Oroya (2006)

PhotoBy Chris Deem (April 2006)

It seemed a day like any other. A large, dark condor, wings outstretched, gliding high above, circled the area twice and then was gone.

For seven years I’ve grown on the western slope of this rugged mountain in the Andes of northern Peru. I am small, globular and somewhat flattened. An oroya cactus, I sit quite deep in the ground. It is good protection, for the winters here are very cold. The unceasing winds scatter the light snow across the landscape. In the summer, the wind continues, stealing the moisture from all life and the land.

It is not winter now. The coarse grass that surrounds me is still tall and golden-green. It is warm, very warm. The sun glows bright this time of year. My dense yellow spines shine over my light-green ribs. Soon many bell-shaped blossoms will appear near the top of my body.

It seemed a day like any other. Then it happened suddenly. I could feel movement deep in the ground. The ground was rolling, with the sounds of rocks cracking and falling. Then there was a deadly silence…

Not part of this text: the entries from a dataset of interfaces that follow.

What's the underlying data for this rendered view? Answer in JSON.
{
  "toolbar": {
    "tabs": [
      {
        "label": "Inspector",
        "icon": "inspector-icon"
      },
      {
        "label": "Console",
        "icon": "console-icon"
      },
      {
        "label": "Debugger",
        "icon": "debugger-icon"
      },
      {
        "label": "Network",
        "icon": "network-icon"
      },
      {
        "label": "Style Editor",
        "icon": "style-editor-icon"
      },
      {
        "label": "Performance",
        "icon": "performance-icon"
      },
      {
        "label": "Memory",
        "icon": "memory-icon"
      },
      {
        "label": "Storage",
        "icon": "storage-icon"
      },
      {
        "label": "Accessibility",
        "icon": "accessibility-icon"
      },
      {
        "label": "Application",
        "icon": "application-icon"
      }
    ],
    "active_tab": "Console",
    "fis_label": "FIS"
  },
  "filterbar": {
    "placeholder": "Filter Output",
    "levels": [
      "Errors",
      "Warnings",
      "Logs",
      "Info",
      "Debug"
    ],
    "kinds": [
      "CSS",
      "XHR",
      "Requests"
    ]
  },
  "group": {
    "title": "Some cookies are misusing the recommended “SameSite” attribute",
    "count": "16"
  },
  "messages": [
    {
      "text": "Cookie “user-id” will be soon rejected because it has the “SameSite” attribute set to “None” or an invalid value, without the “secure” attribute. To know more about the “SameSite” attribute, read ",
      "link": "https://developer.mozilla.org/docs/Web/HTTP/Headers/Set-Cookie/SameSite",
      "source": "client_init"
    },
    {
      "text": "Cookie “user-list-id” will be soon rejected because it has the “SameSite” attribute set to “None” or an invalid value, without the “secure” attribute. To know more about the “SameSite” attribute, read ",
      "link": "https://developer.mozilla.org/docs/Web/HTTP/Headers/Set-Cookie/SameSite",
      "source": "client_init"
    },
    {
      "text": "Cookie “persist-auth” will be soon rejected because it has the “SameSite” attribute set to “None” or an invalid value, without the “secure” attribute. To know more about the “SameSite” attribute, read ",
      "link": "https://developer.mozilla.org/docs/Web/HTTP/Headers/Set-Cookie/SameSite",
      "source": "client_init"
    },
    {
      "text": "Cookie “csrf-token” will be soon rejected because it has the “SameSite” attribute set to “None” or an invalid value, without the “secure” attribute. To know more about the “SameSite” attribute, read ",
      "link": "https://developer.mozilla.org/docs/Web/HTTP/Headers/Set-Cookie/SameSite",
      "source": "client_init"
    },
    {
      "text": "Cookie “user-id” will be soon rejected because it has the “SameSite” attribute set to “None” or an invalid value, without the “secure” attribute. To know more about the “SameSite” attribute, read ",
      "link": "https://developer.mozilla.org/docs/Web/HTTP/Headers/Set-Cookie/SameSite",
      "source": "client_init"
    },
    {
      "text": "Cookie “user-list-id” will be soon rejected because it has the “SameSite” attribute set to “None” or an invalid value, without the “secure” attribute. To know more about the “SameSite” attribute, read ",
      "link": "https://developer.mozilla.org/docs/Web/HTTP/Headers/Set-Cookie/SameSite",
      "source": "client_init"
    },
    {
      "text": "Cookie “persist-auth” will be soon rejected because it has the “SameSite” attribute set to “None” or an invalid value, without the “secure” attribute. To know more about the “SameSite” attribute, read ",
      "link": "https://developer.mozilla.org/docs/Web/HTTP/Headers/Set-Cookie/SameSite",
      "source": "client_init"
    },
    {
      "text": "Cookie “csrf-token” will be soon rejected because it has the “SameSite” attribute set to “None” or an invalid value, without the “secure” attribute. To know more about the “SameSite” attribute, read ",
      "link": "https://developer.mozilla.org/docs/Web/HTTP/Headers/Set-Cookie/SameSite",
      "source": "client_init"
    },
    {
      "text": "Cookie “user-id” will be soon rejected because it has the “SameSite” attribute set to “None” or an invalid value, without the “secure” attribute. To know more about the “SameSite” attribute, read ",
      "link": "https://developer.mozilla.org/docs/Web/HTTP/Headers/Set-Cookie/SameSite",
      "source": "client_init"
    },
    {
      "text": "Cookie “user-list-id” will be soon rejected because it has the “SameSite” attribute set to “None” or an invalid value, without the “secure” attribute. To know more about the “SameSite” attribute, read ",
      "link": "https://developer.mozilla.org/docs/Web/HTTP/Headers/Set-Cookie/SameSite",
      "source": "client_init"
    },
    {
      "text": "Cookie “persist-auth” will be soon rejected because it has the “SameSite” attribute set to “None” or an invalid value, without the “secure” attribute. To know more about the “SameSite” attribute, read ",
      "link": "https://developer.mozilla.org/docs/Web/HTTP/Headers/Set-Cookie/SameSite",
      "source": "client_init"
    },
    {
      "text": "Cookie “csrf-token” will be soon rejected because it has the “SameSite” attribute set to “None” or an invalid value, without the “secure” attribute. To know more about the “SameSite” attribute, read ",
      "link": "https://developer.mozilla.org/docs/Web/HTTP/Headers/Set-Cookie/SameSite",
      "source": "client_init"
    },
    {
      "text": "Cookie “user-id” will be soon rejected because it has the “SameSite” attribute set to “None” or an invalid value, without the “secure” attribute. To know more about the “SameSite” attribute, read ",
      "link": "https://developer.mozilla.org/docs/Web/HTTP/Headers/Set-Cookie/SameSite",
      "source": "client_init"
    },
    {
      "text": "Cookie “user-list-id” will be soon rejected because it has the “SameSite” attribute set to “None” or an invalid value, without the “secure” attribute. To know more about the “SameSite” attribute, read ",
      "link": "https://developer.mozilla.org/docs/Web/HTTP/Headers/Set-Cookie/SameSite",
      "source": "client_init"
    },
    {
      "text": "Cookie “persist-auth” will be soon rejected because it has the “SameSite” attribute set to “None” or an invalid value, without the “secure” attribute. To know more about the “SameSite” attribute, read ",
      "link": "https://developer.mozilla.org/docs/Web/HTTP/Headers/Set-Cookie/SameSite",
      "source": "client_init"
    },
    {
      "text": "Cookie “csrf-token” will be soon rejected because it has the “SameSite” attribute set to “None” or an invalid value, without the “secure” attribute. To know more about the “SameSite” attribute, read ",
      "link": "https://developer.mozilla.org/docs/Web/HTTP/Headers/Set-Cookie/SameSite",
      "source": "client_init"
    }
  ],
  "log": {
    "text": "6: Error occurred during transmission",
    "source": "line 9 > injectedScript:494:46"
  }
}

The small genus of Oroya grows in the high mountain deserts of northern and central Peru. Oroya borchersii are light-green plants with yellow or brown spines. Their flowers are yellow. Widespread in central Peru, O. peruviana have comblike spines that can be yellow, brown or gold. Their bodies are dark green.

Oroyas thrive in bright, sunny locations and require a cold and dry winter rest. The plants are very attractive and well adapted to their rugged landscapes. Earthquakes are known to occur in the home of this high-mountain genus.